Let’s be honest: anyone would do anything to become internet famous. We see it everywhere nowadays; pranks, injuries, and public displays of idiocy are all the rage in the current social-media-driven world. Whether this is bad or good is up to the eye of the beholder, but no one can deny the lengths people would go for fame. This is exactly the portrait directing duo Sophia Cacciola and Michael J. Epstein are trying to paint with their new film Clickbait.
Riding the fine line between satire and horror, Clickbait is not only examining the influence social media has on the current generation, but the dangers that come with said influence. It’s satire at its best, while also trying to dig deeper into some current social norms that maybe shouldn’t be norms at all– and it has a hell of a lot of fun doing it.
Clickbait follows twenty something year olds Bailey (Colby Stewart) and Emma (Brandi Aguilar), two totally opposite personalities whose friendship couldn’t be any more dysfunctional: Bailey is obsessed with popularity and always striving for the biggest online “hits,” while Emma is mostly concerned with her college career and looking after the self-destructive Bailey. They soon discover, though, that Bailey is being stalked by a stranger who is putting footage of her online for the world to see– much to the joy of Bailey, who sees this as her online breakthrough. Emma, on the other hand, is in full panic mode, and since no one seems to care or offer help to the two girls– especially the dim-witted detective Frank Dobson (a hilarious and energetic Seth Chatfield)– Emma decides to take things into her own hands to catch the creep invading their lives.
At the core of Clickbait is the not-so-subtle, surface level satirical look into social media and how far one will go to get recognized– in this case being kidnapped. It’s all in-your-face, from the random, gross out humor of the appropriately named “Toot Strudels” to the fact that the stalker is wearing a Donald Trump mask. It’s all juvenile and simple, something that could be taken as a critique, but trust me, it works for the best here– especially when the beating heart of the film revolves around toxic pop-tarts.
Sometimes we need a bloody kick in the face when looking at the human condition and its dependency on being known online. To drive the knife through the heart of the point even more, Cacciola and Epstein match the satire with some good ole’ horror gore, only seen in spurts, but effective whenever showcased. I sometimes wished Clickbait would push itself towards the horror spectrum a bit more, but hey, I’ll take what I can get!
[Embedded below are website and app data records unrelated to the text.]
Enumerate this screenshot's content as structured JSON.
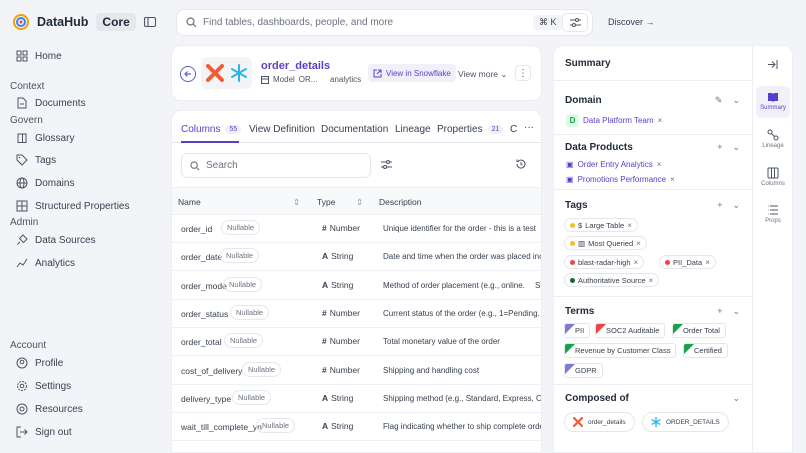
{
  "brand": {
    "name": "DataHub",
    "edition": "Core"
  },
  "nav": {
    "home": "Home",
    "context_label": "Context",
    "documents": "Documents",
    "govern_label": "Govern",
    "glossary": "Glossary",
    "tags": "Tags",
    "domains": "Domains",
    "structured_properties": "Structured Properties",
    "admin_label": "Admin",
    "data_sources": "Data Sources",
    "analytics": "Analytics",
    "account_label": "Account",
    "profile": "Profile",
    "settings": "Settings",
    "resources": "Resources",
    "sign_out": "Sign out"
  },
  "search": {
    "placeholder": "Find tables, dashboards, people, and more",
    "shortcut": "⌘ K"
  },
  "discover": "Discover →",
  "entity": {
    "name": "order_details",
    "type": "Model",
    "platform_short": "OR...",
    "container": "analytics",
    "view_in": "View in Snowflake",
    "view_more": "View more"
  },
  "tabs": [
    {
      "label": "Columns",
      "count": "55"
    },
    {
      "label": "View Definition"
    },
    {
      "label": "Documentation"
    },
    {
      "label": "Lineage"
    },
    {
      "label": "Properties",
      "count": "21"
    },
    {
      "label": "C"
    }
  ],
  "table": {
    "search_placeholder": "Search",
    "headers": {
      "name": "Name",
      "type": "Type",
      "description": "Description"
    },
    "nullable_label": "Nullable",
    "rows": [
      {
        "name": "order_id",
        "type": "Number",
        "desc": "Unique identifier for the order - this is a test"
      },
      {
        "name": "order_date",
        "type": "String",
        "desc": "Date and time when the order was placed incl"
      },
      {
        "name": "order_mode",
        "type": "String",
        "desc": "Method of order placement (e.g., online.",
        "extra": "Sh"
      },
      {
        "name": "order_status",
        "type": "Number",
        "desc": "Current status of the order (e.g., 1=Pending."
      },
      {
        "name": "order_total",
        "type": "Number",
        "desc": "Total monetary value of the order"
      },
      {
        "name": "cost_of_delivery",
        "type": "Number",
        "desc": "Shipping and handling cost"
      },
      {
        "name": "delivery_type",
        "type": "String",
        "desc": "Shipping method (e.g., Standard, Express, Ove"
      },
      {
        "name": "wait_till_complete_yn",
        "type": "String",
        "desc": "Flag indicating whether to ship complete orde"
      }
    ]
  },
  "summary": {
    "title": "Summary",
    "domain": {
      "label": "Domain",
      "letter": "D",
      "value": "Data Platform Team"
    },
    "data_products": {
      "label": "Data Products",
      "items": [
        "Order Entry Analytics",
        "Promotions Performance"
      ]
    },
    "tags": {
      "label": "Tags",
      "items": [
        "Large Table",
        "Most Queried",
        "blast-radar-high",
        "PII_Data",
        "Authoritative Source"
      ]
    },
    "terms": {
      "label": "Terms",
      "items": [
        "PII",
        "SOC2 Auditable",
        "Order Total",
        "Revenue by Customer Class",
        "Certified",
        "GDPR"
      ]
    },
    "composed_of": {
      "label": "Composed of",
      "items": [
        "order_details",
        "ORDER_DETAILS"
      ]
    }
  },
  "rail": [
    "Summary",
    "Lineage",
    "Columns",
    "Props"
  ],
  "colors": {
    "accent": "#5b3ec8",
    "domain_badge": "#16a34a"
  }
}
All of this is tied tightly by a string of energetic and infectious performances by the duo of Stewart and Aguilar, who are not only constantly charming, but whose chemistry is undeniable. I don’t think this film would work nearly as well without them. Throw in a scene stealing Seth Chatfield as the gut busting and hilarious Detective Dobson, and you’ve got yourself a film with a leading cast of characters.
I don’t expect Clickbait to make the world disconnect from their phones, but even if it makes you question what people would do to themselves to get famous, then hey, we can call this a job well done. Shut your brains off for an hour and twenty minutes, then turn them back on and start some good ole’ critical thinking!
dir. Sophia Cacciola & Michael J. Epstein
Screens Wednesday, 3/20, 9:45 PM @ Brattle Theatre
Massachusetts premiere– directors in person!
Part of the 21st annual Boston Underground Film Festival— keep watching this space for the Hassle’s continuing BUFF coverage!